It is paradoxical that given that the majority of university students in Spain who obtain better results than their peers are women (54%), it is in the ‘scientific or technical field’ where there is a less significant presence of women. This is reflected in current statistics on the presence of women in Sciences, since in the field of Engineering they account for less than a quarter of the total number of students and only 12% in some technical degrees. In light of these data, we should ask ourselves why girls and female adolescents do not choose a technological or science degree.
One of the factors is social conditioning, since girls are not encouraged to participate in extracurricular activities that enhance engineering skills. Frequently, the stereotype of “geeks” associated with computer science discourages Science students from opting for purely technological degrees and instead they choose others with more positive connotations for the female gender, such as Health Sciences.
Paradox of equality
A study in the journal Psychological Science, which analyses studies in Science and Engineering, concludes that the more gender equality there is in a country (according to the World Economic Forum Gender Equality Index), the lower the percentage of women who study Engineering and technical degrees.
In fact, countries such as Albania and Algeria have a higher percentage of women among their engineering graduates than countries such as Norway, Sweden and Finland, which are considered as benchmarks for gender equality in Europe. For example, in Algeria women graduating in Engineering, Science or Technology represent 41% of the total, compared with 14% in the USA.
If we consider that more and more women are born than men, the lack of gender diversity in technology companies would lead to a drought in female computer science, physics and mathematics professionals in the future. This disparity has worsened over time, since compared with 30% of women who graduated in Computer Science years ago, there are currently only 17% both in Spain and outside our country.
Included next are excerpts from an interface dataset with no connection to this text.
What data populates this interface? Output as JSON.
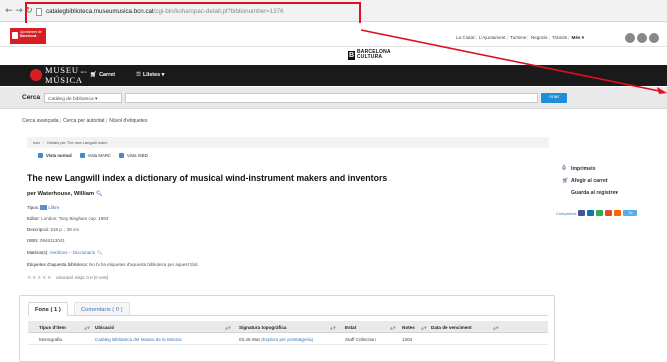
{
  "browser": {
    "back_icon": "left-arrow-icon",
    "forward_icon": "right-arrow-icon",
    "reload_icon": "reload-icon",
    "url_domain": "catalegbiblioteca.museumusica.bcn.cat",
    "url_path": "/cgi-bin/koha/opac-detail.pl?biblionumber=1376",
    "highlight_color": "#e0101e"
  },
  "city": {
    "logo_line1": "Ajuntament de",
    "logo_line2": "Barcelona",
    "links": [
      "La Ciutat",
      "L'Ajuntament",
      "Turisme",
      "Negocis",
      "Tràmits"
    ],
    "more": "Més",
    "brand_color": "#d81d23"
  },
  "culture": {
    "mark": "B",
    "line1": "BARCELONA",
    "line2": "CULTURA"
  },
  "navbar": {
    "logo_line1": "MUSEU",
    "logo_line2": "MÚSICA",
    "logo_small": "de la",
    "cart_label": "Carret",
    "lists_label": "Llistes"
  },
  "search": {
    "label": "Cerca",
    "select_value": "Catàleg de biblioteca",
    "input_value": "",
    "button_label": "Anar",
    "button_color": "#1f8ed6"
  },
  "adv_links": [
    "Cerca avançada",
    "Cerca per autoritat",
    "Núvol d'etiquetes"
  ],
  "breadcrumb": [
    "Inici",
    "Detalls per The new Langwill index"
  ],
  "views": [
    "Vista normal",
    "Vista MARC",
    "Vista ISBD"
  ],
  "record": {
    "title": "The new Langwill index a dictionary of musical wind-instrument makers and inventors",
    "author_prefix": "per",
    "author": "Waterhouse, William",
    "type_label": "Tipus:",
    "type_value": "Llibre",
    "publisher_label": "Editor:",
    "publisher_value": "London; Tony Bingham cop. 1993",
    "description_label": "Descripció:",
    "description_value": "518 p. ; 28 cm",
    "isbn_label": "ISBN:",
    "isbn_value": "0946113041",
    "subject_label": "Matèria(s):",
    "subject_value": "Aeròfons -- Diccionaris",
    "tags_label": "Etiquetes d'aquesta biblioteca:",
    "tags_value": "No hi ha etiquetes d'aquesta biblioteca per aquest títol.",
    "rating_text": "valoració mitja: 0.0 (0 vots)"
  },
  "actions": {
    "print": "Imprimeix",
    "cart": "Afegir al carret",
    "save": "Guarda al registre",
    "share_label": "Comparteix"
  },
  "holdings": {
    "tab_active": "Fons ( 1 )",
    "tab_comments": "Comentaris ( 0 )",
    "headers": [
      "Tipus d'ítem",
      "Ubicació",
      "Signatura topogràfica",
      "Estat",
      "Notes",
      "Data de venciment"
    ],
    "rows": [
      {
        "type": "Monografia",
        "location": "Catàleg Biblioteca del Museu de la Música",
        "callnumber": "03.46 Wat",
        "callnumber_link": "(Explora per prestatgeria)",
        "status": "Staff Collection",
        "notes": "1304",
        "due": ""
      }
    ]
  }
}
In the workplace, only 30% of professionals working in the sector in Europe are women, and in Spain they represent 18%, according to data from the Ministry of Social Services and Equality. In the case of Alvantia, the proportion of women in the workforce stands at 38%.
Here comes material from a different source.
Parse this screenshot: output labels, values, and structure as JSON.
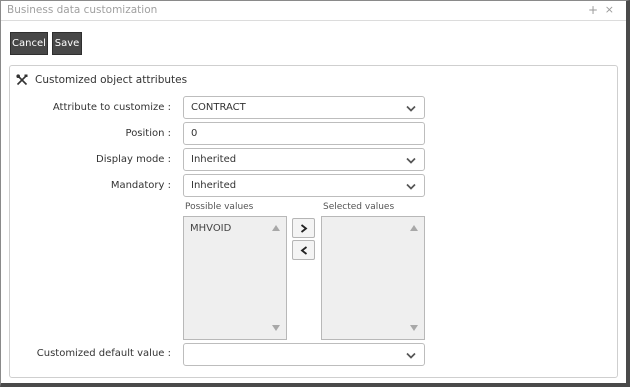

Salary gap and leadership position
Another factor that determines the presence of women in IT is the possibility of work and family life balance, since the IT profile is associated with intense working days, total availability and dedication outside normal working hours. The creation of equal employment conditions, which provide for development opportunities and better time management, are key to attracting female talent, according to female standard-bearers in the sector.
Caroline Ragot, co-founder of Women in Mobile and Mobile Strategist at Schibsted Spain, proposes giving more visibility to women in the technology sector to motivate girls and female adolescents to dream of creating their own apps, robots, building lego structures, etc. and show them that they too are cut out for the IT sector.
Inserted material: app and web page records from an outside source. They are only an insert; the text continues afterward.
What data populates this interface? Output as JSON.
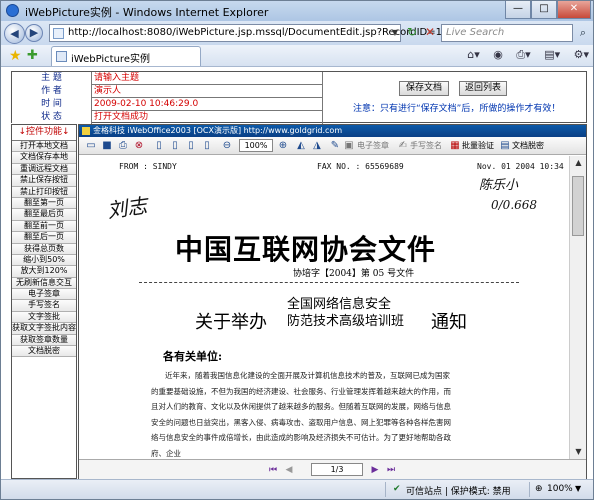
{
  "window": {
    "title": "iWebPicture实例 - Windows Internet Explorer",
    "minimize": "—",
    "maximize": "□",
    "close": "✕"
  },
  "navbar": {
    "back_glyph": "◀",
    "forward_glyph": "▶",
    "url": "http://localhost:8080/iWebPicture.jsp.mssql/DocumentEdit.jsp?RecordID=1234233989425",
    "search_placeholder": "Live Search"
  },
  "tab": {
    "label": "iWebPicture实例"
  },
  "form": {
    "fields": [
      {
        "key": "主  题",
        "value": "请输入主题"
      },
      {
        "key": "作  者",
        "value": "演示人"
      },
      {
        "key": "时  间",
        "value": "2009-02-10 10:46:29.0"
      },
      {
        "key": "状  态",
        "value": "打开文档成功"
      }
    ],
    "save_button": "保存文档",
    "back_button": "返回列表",
    "notice": "注意：只有进行“保存文档”后，所做的操作才有效！"
  },
  "sidebar": {
    "heading": "↓控件功能↓",
    "items": [
      "打开本地文档",
      "文档保存本地",
      "重调远程文档",
      "禁止保存按钮",
      "禁止打印按钮",
      "翻至第一页",
      "翻至最后页",
      "翻至前一页",
      "翻至后一页",
      "获得总页数",
      "缩小到50%",
      "放大到120%",
      "无刷新信息交互",
      "电子签章",
      "手写签名",
      "文字签批",
      "获取文字签批内容",
      "获取签章数量",
      "文档脱密"
    ]
  },
  "control": {
    "titlebar": "金格科技 iWebOffice2003 [OCX演示版]  http://www.goldgrid.com",
    "zoom": "100%",
    "tool_seal": "电子签章",
    "tool_handwrite": "手写签名",
    "tool_verify": "批量验证",
    "tool_declassify": "文档脱密",
    "page_indicator": "1/3"
  },
  "document": {
    "from": "FROM : SINDY",
    "fax": "FAX NO. : 65569689",
    "date": "Nov. 01 2004 10:34",
    "handwriting": "刘志",
    "handwriting_right1": "陈乐小",
    "handwriting_right2": "0/0.668",
    "title": "中国互联网协会文件",
    "number": "协培字【2004】第 05 号文件",
    "sub_left": "关于举办",
    "sub_mid_1": "全国网络信息安全",
    "sub_mid_2": "防范技术高级培训班",
    "sub_right": "通知",
    "greeting": "各有关单位:",
    "lines": [
      "近年来，随着我国信息化建设的全面开展及计算机信息技术的普及，互联网已成为国家",
      "的重要基础设施，不但为我国的经济建设、社会服务、行业管理发挥着越来越大的作用，而",
      "且对人们的教育、文化以及休闲提供了越来越多的服务。但随着互联网的发展，网络与信息",
      "安全的问题也日益突出，黑客入侵、病毒攻击、盗取用户信息、网上犯罪等各种各样危害网",
      "络与信息安全的事件成倍增长，由此造成的影响及经济损失不可估计。为了更好地帮助各政",
      "府、企业"
    ]
  },
  "statusbar": {
    "zone": "可信站点 | 保护模式: 禁用",
    "zoom": "100%"
  }
}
The General Director of Google Spain and Portugal, Fuencisla Clemares, highlights the fact that there is no salary discrimination according to gender in her company and the implementation of internal measures to ensure work and family life balance and improve the conditions of maternity and paternity leave. She insists on the empowerment of all employees and the awareness of companies, and highlights the need for legislation in this regard.
To motivate and encourage the presence of women in this sector, various programmes have already been created. Examples are the Ada Byron Award, organised by the University of Deusto, which recognises women dedicated to Research and Technological Development, and the Technovation Challenge project, in which the company Talengo collaborates thanks to its Associate Director, Juan Díaz Andreu, one of the promoters of this project in Spain.
Technovation Challenge is an initiative to promote the presence of women in ICT through non-profit programmes in various countries, designed to inspire girls and female adolescents to pursue careers in technology and entrepreneurship. Since 2010, more than 21,000 girls have participated in this programme (our country has been participating in it since 2016). It encourages teamwork between females aged from 10 to 18 years to work on applications to solve problems related to health, education, etc. In addition to learning how to program, young women participate in a global competition with girls of different nationalities.
Female scientific and technological degree students are also the protagonists of the first edition of the Wonnow Awards, the new prize that CaixaBank and Microsoft have just announced to reward the excellence of women in technical degrees.
Solution: to break stereotypes
According to various studies, in the future a significant number of jobs will be created that will require knowledge in technology and engineering. If we take into account the fact that these positions correspond to positions of power, are well paid and carry with them high social recognition, it is imperative to boost the presence of women in technological degrees to prevent the increase of gender inequality and the salary gap in the future.
By way of conclusion, we must invite young women to become aware of the need for change, either through business initiatives or specific programmes to promote it. If we disregard this disparity we will pay for it in the long run, as inequality will increase.
Society must be aware that gender diversity produces wealth and that the technology and IT sectors need qualified women who can contribute their skills, creativity and all their potential to improve the society in which we live.